I was given the Security Purchase Contract Note for an Equity Linked Note. The contract note is very difficult to read, even for an expert like me. The Note was issued by bank X and distributed by bank Y to a Chinese educated elderly person (who does not understand English).
After reading the contract note, I was able to analyse the terms as follows:
a) The note is linked to two shares, A and B
b) Interest is payable at an annual rate of 12% for each day that both shares stay above the trigger price (which is 85% of the reference price). If any share fall below the trigger price, interest is not payable for that day
c) At the end of each observation period (about two months), if both shares are above the trigger price, the Note is redeemed at par, plus accrued interest.
d) On the maturity date (18 months), if any share falls below 70% of the reference price, the investor is given the shares and has to bear the capital loss (of more than 30%).
e) The Notes are principal protected at maturity (provided the Knock-in event has not occurred). There is no mention of the party providing the guarantee, but a statement as follows: "the notebolder is exposed to the credit risk of the issuer or the third party guarantor".
I find this product to be unsatisfactory in the following respects:
1) The "interest payment" is not really "interest". It is actually a risk premium given for providing the insurance against a 30% drop in any of the shares in the basket.
2) It is impossible for the investor to know if the risk premium is fair, given the unknown extent of the risk?
3) The contract is designed by bank X, which stands to gain from the margin between the true cost of the risk and the so called "interest" payable to the noteholder.
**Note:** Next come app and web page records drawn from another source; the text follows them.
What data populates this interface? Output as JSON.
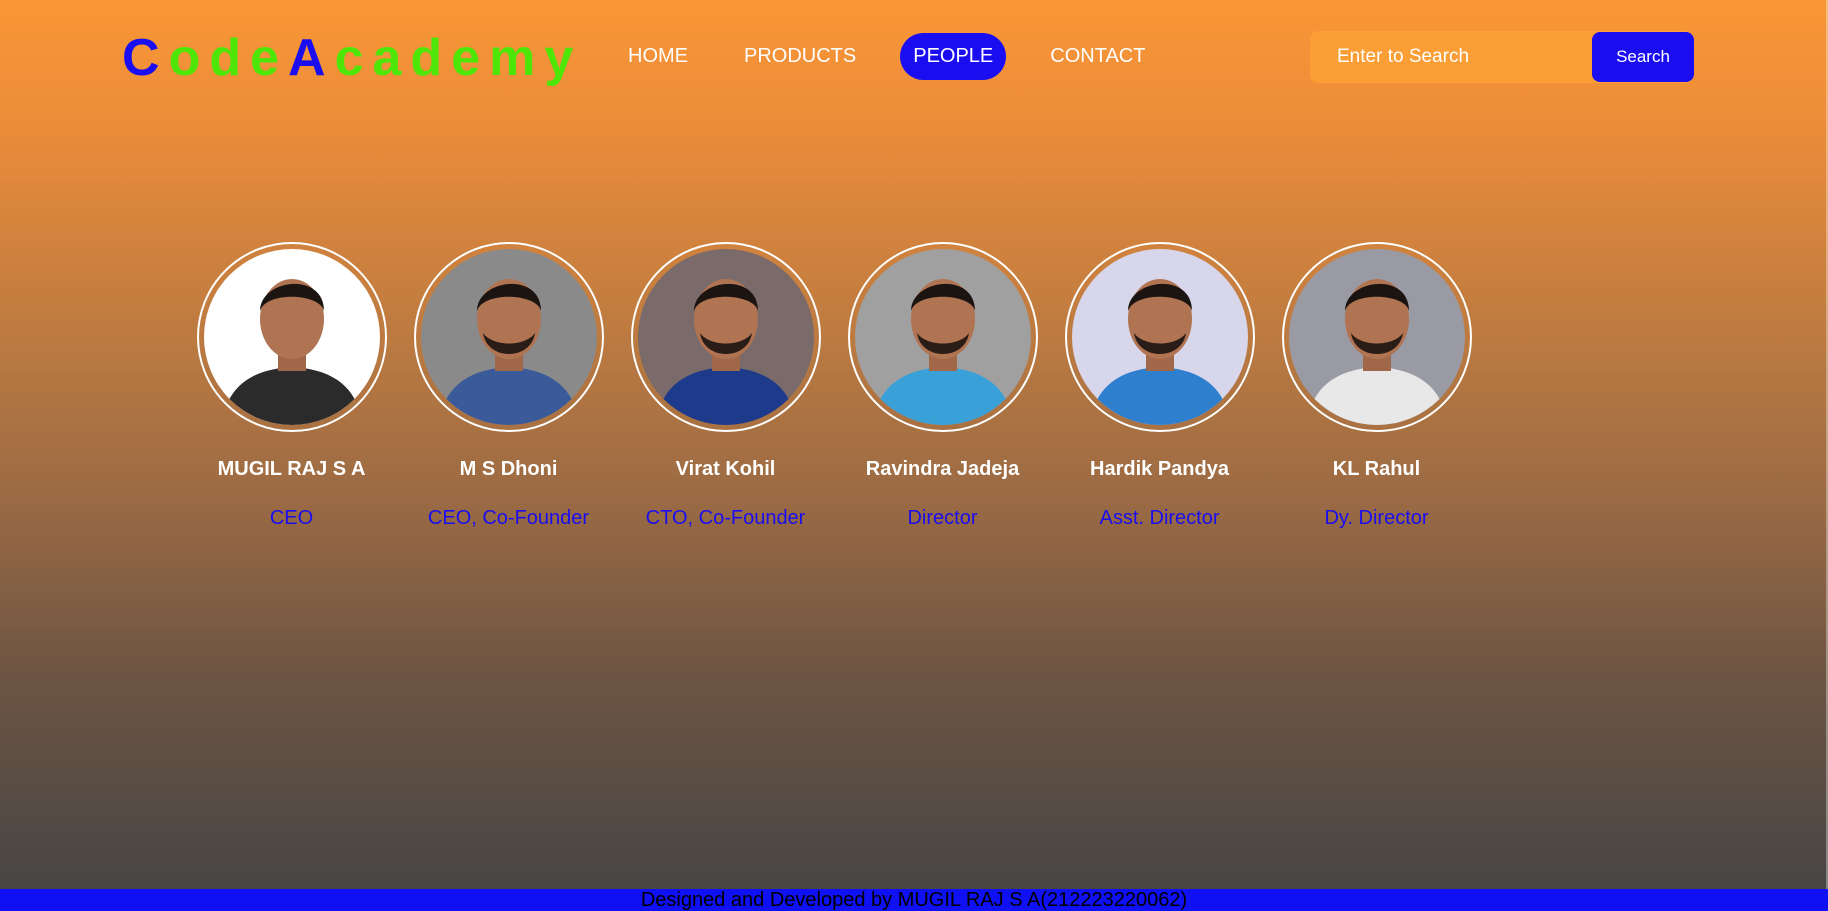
{
  "brand": {
    "letters": [
      {
        "char": "C",
        "color": "#1a0ef0"
      },
      {
        "char": "o",
        "color": "#4ee608"
      },
      {
        "char": "d",
        "color": "#4ee608"
      },
      {
        "char": "e",
        "color": "#4ee608"
      },
      {
        "char": "A",
        "color": "#1a0ef0"
      },
      {
        "char": "c",
        "color": "#4ee608"
      },
      {
        "char": "a",
        "color": "#4ee608"
      },
      {
        "char": "d",
        "color": "#4ee608"
      },
      {
        "char": "e",
        "color": "#4ee608"
      },
      {
        "char": "m",
        "color": "#4ee608"
      },
      {
        "char": "y",
        "color": "#4ee608"
      }
    ]
  },
  "nav": {
    "items": [
      {
        "label": "HOME",
        "active": false
      },
      {
        "label": "PRODUCTS",
        "active": false
      },
      {
        "label": "PEOPLE",
        "active": true
      },
      {
        "label": "CONTACT",
        "active": false
      }
    ]
  },
  "search": {
    "placeholder": "Enter to Search",
    "button_label": "Search"
  },
  "people": [
    {
      "name": "MUGIL RAJ S A",
      "role": "CEO",
      "icon": "person-photo-suit-icon",
      "bg": "#ffffff",
      "shirt": "#2b2b2b"
    },
    {
      "name": "M S Dhoni",
      "role": "CEO, Co-Founder",
      "icon": "person-photo-jersey-icon",
      "bg": "#8a8a8a",
      "shirt": "#3a5a9a"
    },
    {
      "name": "Virat Kohil",
      "role": "CTO, Co-Founder",
      "icon": "person-photo-jersey-icon",
      "bg": "#7a6a6a",
      "shirt": "#1e3a8a"
    },
    {
      "name": "Ravindra Jadeja",
      "role": "Director",
      "icon": "person-photo-jersey-icon",
      "bg": "#a0a0a0",
      "shirt": "#3aa0d8"
    },
    {
      "name": "Hardik Pandya",
      "role": "Asst. Director",
      "icon": "person-photo-jersey-icon",
      "bg": "#d8d6ea",
      "shirt": "#2f7fcf"
    },
    {
      "name": "KL Rahul",
      "role": "Dy. Director",
      "icon": "person-photo-jersey-icon",
      "bg": "#9a9aa4",
      "shirt": "#e8e8e8"
    }
  ],
  "footer": {
    "text": "Designed and Developed by MUGIL RAJ S A(212223220062)"
  },
  "colors": {
    "accent": "#1a0ef0",
    "brand_green": "#4ee608",
    "search_bg": "#fb9e35",
    "footer_bg": "#1010f5"
  }
}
This can be to the disadvantage of the retail investor, and can in an extreme case, be considered as "cheating" the investor.
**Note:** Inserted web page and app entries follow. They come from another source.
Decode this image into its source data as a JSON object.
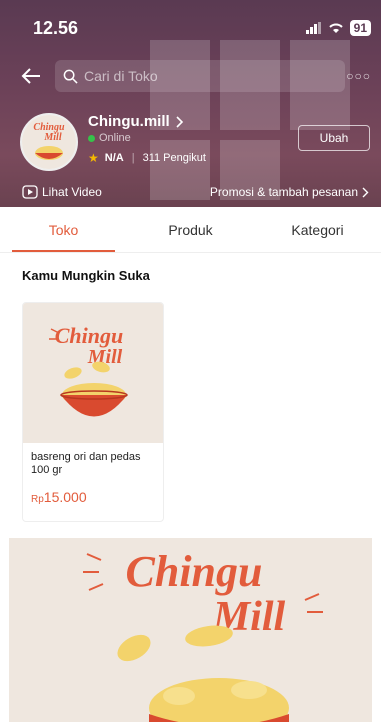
{
  "status": {
    "time": "12.56",
    "battery": "91"
  },
  "search": {
    "placeholder": "Cari di Toko"
  },
  "shop": {
    "name": "Chingu.mill",
    "status": "Online",
    "rating": "N/A",
    "followers": "311 Pengikut",
    "edit_label": "Ubah",
    "logo_line1": "Chingu",
    "logo_line2": "Mill"
  },
  "links": {
    "video": "Lihat Video",
    "promo": "Promosi & tambah pesanan"
  },
  "tabs": [
    {
      "label": "Toko",
      "active": true
    },
    {
      "label": "Produk",
      "active": false
    },
    {
      "label": "Kategori",
      "active": false
    }
  ],
  "section": {
    "title": "Kamu Mungkin Suka"
  },
  "products": [
    {
      "name": "basreng ori dan pedas 100 gr",
      "currency": "Rp",
      "price": "15.000",
      "logo_line1": "Chingu",
      "logo_line2": "Mill"
    }
  ],
  "banner": {
    "logo_line1": "Chingu",
    "logo_line2": "Mill"
  },
  "colors": {
    "accent": "#e25c3c",
    "header_bg": "#6b4158",
    "online": "#36c24a",
    "star": "#f5b800",
    "product_bg": "#efe7df"
  }
}
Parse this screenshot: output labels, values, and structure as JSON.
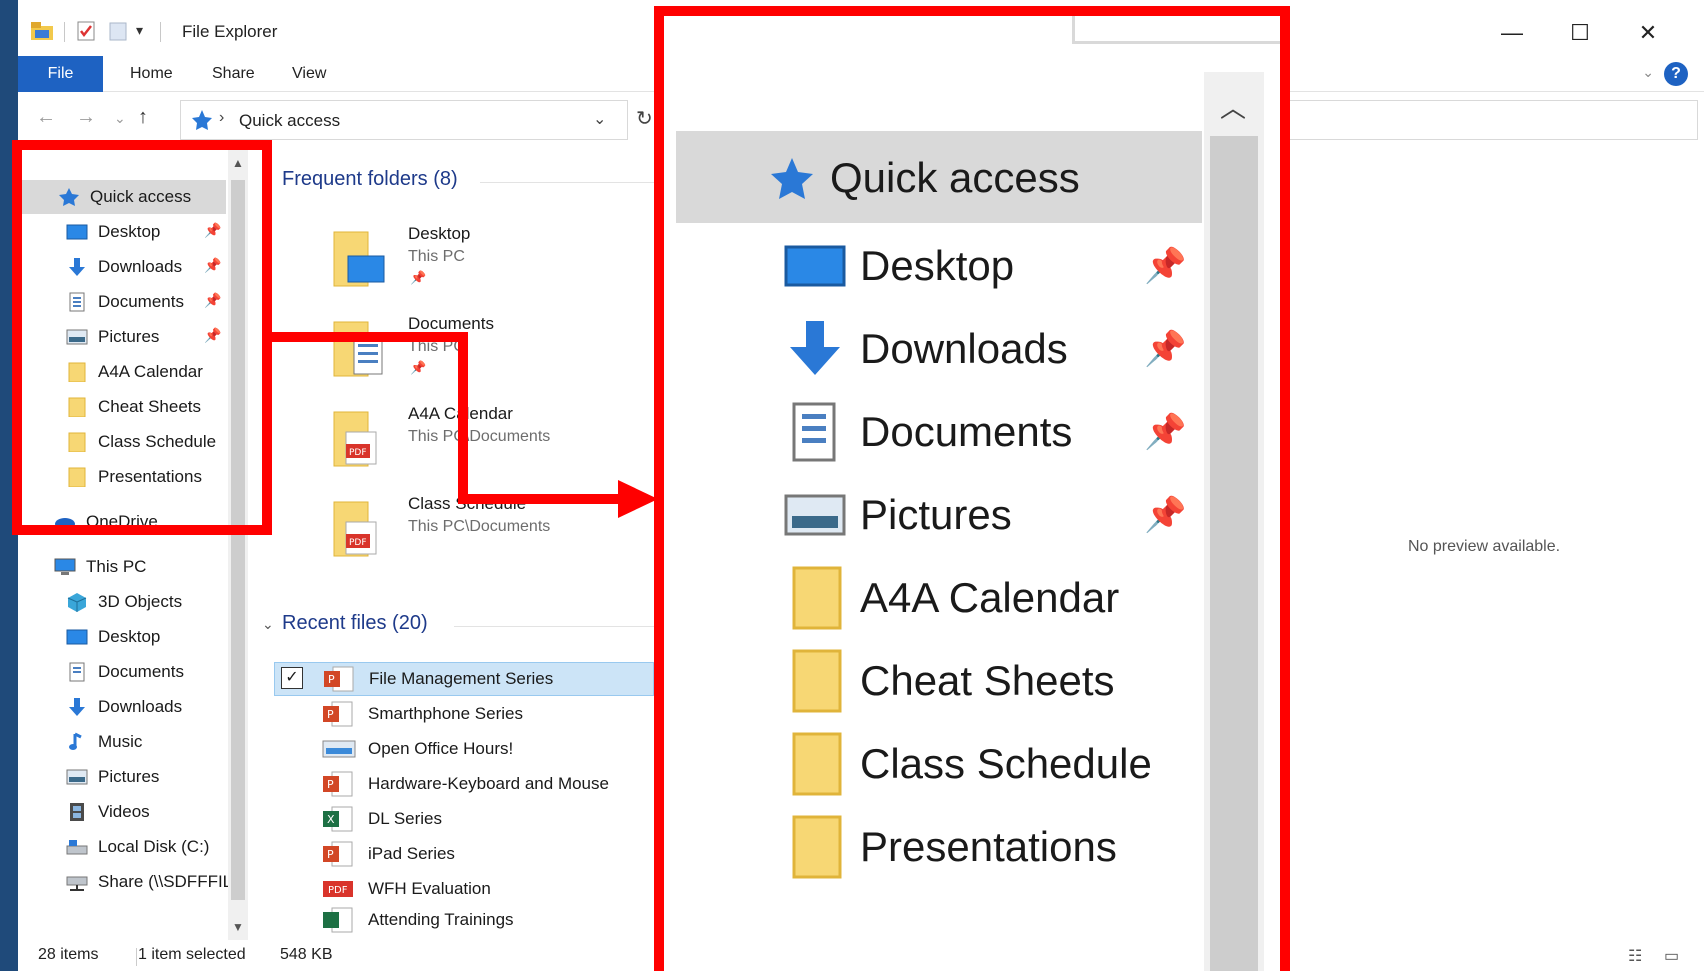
{
  "window": {
    "title": "File Explorer",
    "controls": {
      "minimize": "—",
      "maximize": "☐",
      "close": "✕"
    }
  },
  "ribbon": {
    "tabs": [
      "File",
      "Home",
      "Share",
      "View"
    ],
    "help": "?"
  },
  "address": {
    "path": "Quick access",
    "glyphs": {
      "back": "←",
      "forward": "→",
      "recent": "⌄",
      "up": "↑",
      "sep": "›",
      "dropdown": "⌄",
      "refresh": "↻"
    }
  },
  "sidebar": {
    "quick_access": "Quick access",
    "pinned": [
      "Desktop",
      "Downloads",
      "Documents",
      "Pictures"
    ],
    "folders": [
      "A4A Calendar",
      "Cheat Sheets",
      "Class Schedule",
      "Presentations"
    ],
    "onedrive": "OneDrive",
    "this_pc": "This PC",
    "this_pc_items": [
      "3D Objects",
      "Desktop",
      "Documents",
      "Downloads",
      "Music",
      "Pictures",
      "Videos",
      "Local Disk (C:)",
      "Share (\\\\SDFFFIL"
    ]
  },
  "content": {
    "frequent_header": "Frequent folders (8)",
    "frequent": [
      {
        "name": "Desktop",
        "path": "This PC"
      },
      {
        "name": "Documents",
        "path": "This PC"
      },
      {
        "name": "A4A Calendar",
        "path": "This PC\\Documents"
      },
      {
        "name": "Class Schedule",
        "path": "This PC\\Documents"
      }
    ],
    "recent_header": "Recent files (20)",
    "recent": [
      "File Management Series",
      "Smarthphone Series",
      "Open Office Hours!",
      "Hardware-Keyboard and Mouse",
      "DL Series",
      "iPad Series",
      "WFH Evaluation",
      "Attending Trainings"
    ],
    "selected_check": "✓"
  },
  "preview": {
    "text": "No preview available."
  },
  "status": {
    "items": "28 items",
    "selected": "1 item selected",
    "size": "548 KB"
  },
  "zoom": {
    "quick_access": "Quick access",
    "items": [
      "Desktop",
      "Downloads",
      "Documents",
      "Pictures",
      "A4A Calendar",
      "Cheat Sheets",
      "Class Schedule",
      "Presentations"
    ]
  },
  "colors": {
    "highlight": "#ff0000",
    "accent": "#1e62c2",
    "selection": "#cce4f7"
  }
}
There are laws against creating gambling contracts, without approval of the authority. Does this type of equity linked note fall within the definition of a gambling contract? This law was written to prevent the public from being cheated.
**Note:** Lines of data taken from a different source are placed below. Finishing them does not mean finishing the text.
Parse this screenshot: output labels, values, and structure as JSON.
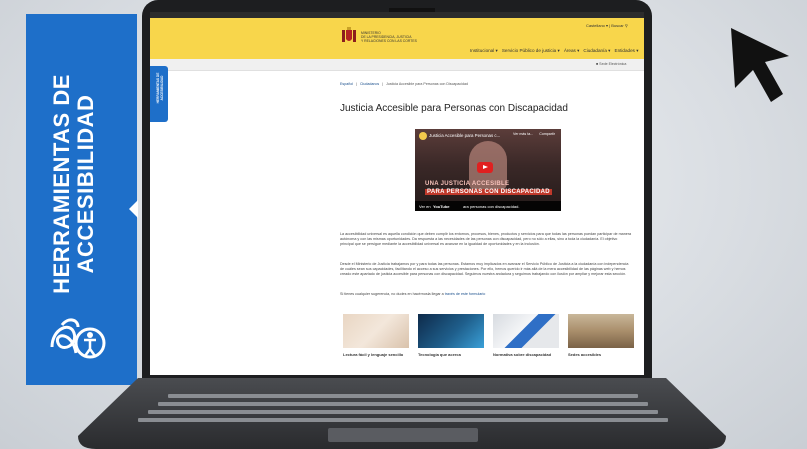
{
  "banner": {
    "line1": "HERRAMIENTAS DE",
    "line2": "ACCESIBILIDAD"
  },
  "site": {
    "gov_name": "MINISTERIO\nDE LA PRESIDENCIA, JUSTICIA\nY RELACIONES CON LAS CORTES",
    "util": "Castellano ▾  |  Buscar",
    "nav": [
      "Institucional ▾",
      "Servicio Público de justicia ▾",
      "Áreas ▾",
      "Ciudadanía ▾",
      "Entidades ▾"
    ],
    "sede": "Sede Electrónica",
    "side_tab": "HERRAMIENTAS DE ACCESIBILIDAD",
    "breadcrumb": [
      "Español",
      "Ciudadanos",
      "Justicia Accesible para Personas con Discapacidad"
    ],
    "title": "Justicia Accesible para Personas con Discapacidad",
    "video": {
      "title": "Justicia Accesible para Personas c...",
      "watch_later": "Ver más ta...",
      "share": "Compartir",
      "line1": "UNA JUSTICIA ACCESIBLE",
      "line2": "PARA PERSONAS CON DISCAPACIDAD",
      "watch_on": "Ver en",
      "youtube": "YouTube",
      "caption": "ara personas con discapacidad."
    },
    "para1": "La accesibilidad universal es aquella condición que deben cumplir los entornos, procesos, bienes, productos y servicios para que todas las personas puedan participar de manera autónoma y con las mismas oportunidades. Da respuesta a las necesidades de las personas con discapacidad, pero no sólo a ellas, sino a toda la ciudadanía. El objetivo principal que se persigue mediante la accesibilidad universal es avanzar en la igualdad de oportunidades y en la inclusión.",
    "para2": "Desde el Ministerio de Justicia trabajamos por y para todas las personas. Estamos muy implicados en avanzar el Servicio Público de Justicia a la ciudadanía con independencia de cuáles sean sus capacidades, facilitando el acceso a sus servicios y prestaciones. Por ello, hemos querido ir más allá de la mera accesibilidad de las páginas web y hemos creado este apartado de justicia accesible para personas con discapacidad. Seguimos nuestra andadura y seguimos trabajando con ilusión por ampliar y mejorar esta sección.",
    "para3_prefix": "Si tienes cualquier sugerencia, no dudes en hacérnosla llegar a ",
    "para3_link": "través de este formulario",
    "cards": [
      {
        "title": "Lectura fácil y lenguaje sencillo"
      },
      {
        "title": "Tecnología que acerca"
      },
      {
        "title": "Normativa sobre discapacidad"
      },
      {
        "title": "Sedes accesibles"
      }
    ]
  },
  "colors": {
    "banner_blue": "#1e6fc9",
    "header_yellow": "#f8d64b"
  }
}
Outcome: The issuing bank X went bankrupt. The investor lost the entire principal, amounting to several hundred thousand dollars. The distributing bank Y was negligent in exposing the investor to a large risk - without proper diversification.
If you are in a similar situation, with a similar product, you can write to me at email@example.com.
- ► 2013 (302)
- ► 2012 (1270)
- ► 2011 (1873)
- ► 2010 (2369)
04/05 - 04/12
- Survey: eFiling of income tax
- Equity Linked Notes - are the terms fair?
- Build MRT internechange stations closer together
- Bus stops as landmarks
- Fear and consequence of retrenchment
- AFP:Hong Kong watchdog slams brokerage in minibond...
- Thought for the day: Exploitation by the Elite
- Banks get guidelines on treating customers fairly
- Fat fees for speaking engagements
- Honesty and rationalisation
- ▼ 04/05 - 04/12 (10)
- ► 2008 (2105)
- ► 2007 (1803)
- ► 2006 (696)
- ► 2005 (159)